I had to call my local phone company with a billing inquiry. I’ll confess at the outset, I’ve probably been an asshole on the phone in the past on at least one occasion. In the wake of goodness that the No Asshole Rule suggests and also after sitting in mindfulness meditation for 45 minutes, I approached this call with my buddhanature shining. I could have taken an angry, defensive approach, after all they are ripping me off. And while it was the case that the charges in question appeared exorbitant ($100 for two of those little plastic phone jacks) that doesn’t have to dictate the tenor of the approach. I reminded myself that if I was not successful having some of the charges reversed that I could politely say that I was not satisfied and request to talk to a superior. Rancor would not be necessary.
What followed surprised me. I had a very pleasant conversation with the customer service representative. When she saw the installation charges appearing on my bill 4 months after the work was done and, yes, $100 for two little phone jacks was exorbitant she credited all the charges without my having to ask. Of course our grandmothers knew this wisdom too: “You get more flies with honey than vinegar.”
The Buddha taught the “No Asshole Rule” 2500 years ago without calling it precisely that. He cautioned against the three poisons: Greed-Hatred-Delusion. These are the forces that make people act like assholes, whether temporarily in the moment or in a more enduring “certified” way.

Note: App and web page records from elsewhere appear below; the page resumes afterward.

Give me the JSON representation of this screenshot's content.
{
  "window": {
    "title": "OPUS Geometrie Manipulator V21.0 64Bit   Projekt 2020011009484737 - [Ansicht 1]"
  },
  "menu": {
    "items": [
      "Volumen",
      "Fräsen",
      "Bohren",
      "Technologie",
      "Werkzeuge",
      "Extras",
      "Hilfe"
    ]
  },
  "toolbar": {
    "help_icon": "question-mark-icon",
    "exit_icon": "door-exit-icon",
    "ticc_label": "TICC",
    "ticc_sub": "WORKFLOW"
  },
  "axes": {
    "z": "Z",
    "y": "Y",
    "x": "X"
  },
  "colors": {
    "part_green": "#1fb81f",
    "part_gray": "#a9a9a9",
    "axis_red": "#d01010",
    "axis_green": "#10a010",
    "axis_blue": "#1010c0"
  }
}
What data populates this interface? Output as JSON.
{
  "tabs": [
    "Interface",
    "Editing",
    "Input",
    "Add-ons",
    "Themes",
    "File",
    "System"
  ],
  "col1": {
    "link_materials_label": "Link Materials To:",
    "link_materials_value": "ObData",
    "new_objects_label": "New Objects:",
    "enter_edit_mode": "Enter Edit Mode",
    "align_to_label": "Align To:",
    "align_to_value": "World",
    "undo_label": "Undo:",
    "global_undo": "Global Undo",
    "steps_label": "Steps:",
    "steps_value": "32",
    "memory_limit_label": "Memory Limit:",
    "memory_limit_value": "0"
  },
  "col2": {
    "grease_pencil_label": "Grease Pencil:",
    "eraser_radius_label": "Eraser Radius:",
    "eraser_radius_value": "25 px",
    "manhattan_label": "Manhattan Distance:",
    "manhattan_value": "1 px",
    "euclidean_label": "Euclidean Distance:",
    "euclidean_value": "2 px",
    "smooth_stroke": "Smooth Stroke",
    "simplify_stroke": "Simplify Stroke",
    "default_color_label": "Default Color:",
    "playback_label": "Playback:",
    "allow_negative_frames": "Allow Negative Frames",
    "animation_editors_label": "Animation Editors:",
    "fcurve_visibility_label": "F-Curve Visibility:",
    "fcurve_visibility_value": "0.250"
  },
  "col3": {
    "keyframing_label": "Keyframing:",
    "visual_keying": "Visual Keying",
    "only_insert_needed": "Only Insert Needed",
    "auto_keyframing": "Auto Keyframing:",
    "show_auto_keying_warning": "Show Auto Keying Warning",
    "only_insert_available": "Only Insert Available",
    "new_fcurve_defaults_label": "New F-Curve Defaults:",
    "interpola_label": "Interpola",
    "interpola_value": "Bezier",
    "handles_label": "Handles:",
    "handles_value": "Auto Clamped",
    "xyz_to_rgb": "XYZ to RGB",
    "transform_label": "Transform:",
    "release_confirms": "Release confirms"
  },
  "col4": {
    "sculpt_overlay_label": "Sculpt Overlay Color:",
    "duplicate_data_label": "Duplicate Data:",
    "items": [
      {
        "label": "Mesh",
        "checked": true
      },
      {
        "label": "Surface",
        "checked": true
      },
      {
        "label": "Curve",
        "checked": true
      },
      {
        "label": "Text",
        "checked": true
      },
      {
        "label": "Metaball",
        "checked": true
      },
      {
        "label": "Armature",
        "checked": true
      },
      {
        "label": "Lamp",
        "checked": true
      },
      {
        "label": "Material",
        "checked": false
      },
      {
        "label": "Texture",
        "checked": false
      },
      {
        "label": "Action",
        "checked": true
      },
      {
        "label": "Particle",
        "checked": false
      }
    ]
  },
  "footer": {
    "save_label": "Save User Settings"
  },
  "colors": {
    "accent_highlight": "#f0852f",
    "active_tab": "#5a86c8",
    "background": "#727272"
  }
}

Greed reinforces a sense of separation from others that somehow “I” deserve more. Hatred is self-explanatory. Anger, hostility, contempt are all qualities that are provided by nature for dealing with actual threats that then get conditioned to and recruited for dealing with threats to our self-image. A lack of mindfulness may correspond to a lack of modulation around anger, hostility, and contempt. Ignorance is a lack of wisdom, and in this case a lack of understanding of the destructive effects of asshole behavior.
This is karma. When we behave a certain way it has effects on people, including ourselves. If we go the asshole route there are a lot of karmic ramifications of such actions. If we go the benevolent route another set of effects arise. The evidence suggests that being nice, cooperative, and respectful is better for the bottom line. Being an asshole is expensive.
Sutton presents a case a highly profitable salesman who treated his subordinates with contempt. His company did an analysis of the costs associated with his behavior and came up with a tab of $160,000. They subsequently deducted this from his salary and bonuses. These costs included time spent by his manager, HR professional, executives, and outside counsel handling the fall-out of his behavior; the cost of recruiting and hiring a new administrative assistant, and anger management training.
No one can be empathicaly attuned 100% of the time. Most of us all fall victim, at times, to being an asshole. Mindfulness can help us move from greed, hatred, and delusion to generosity, loving friendliness, and wisdom. Mindfulness practice helps us to decondition angry ways of responding and be less reactive. It helps us to build a pause between stimulus and response and to be thoughtful in that pause.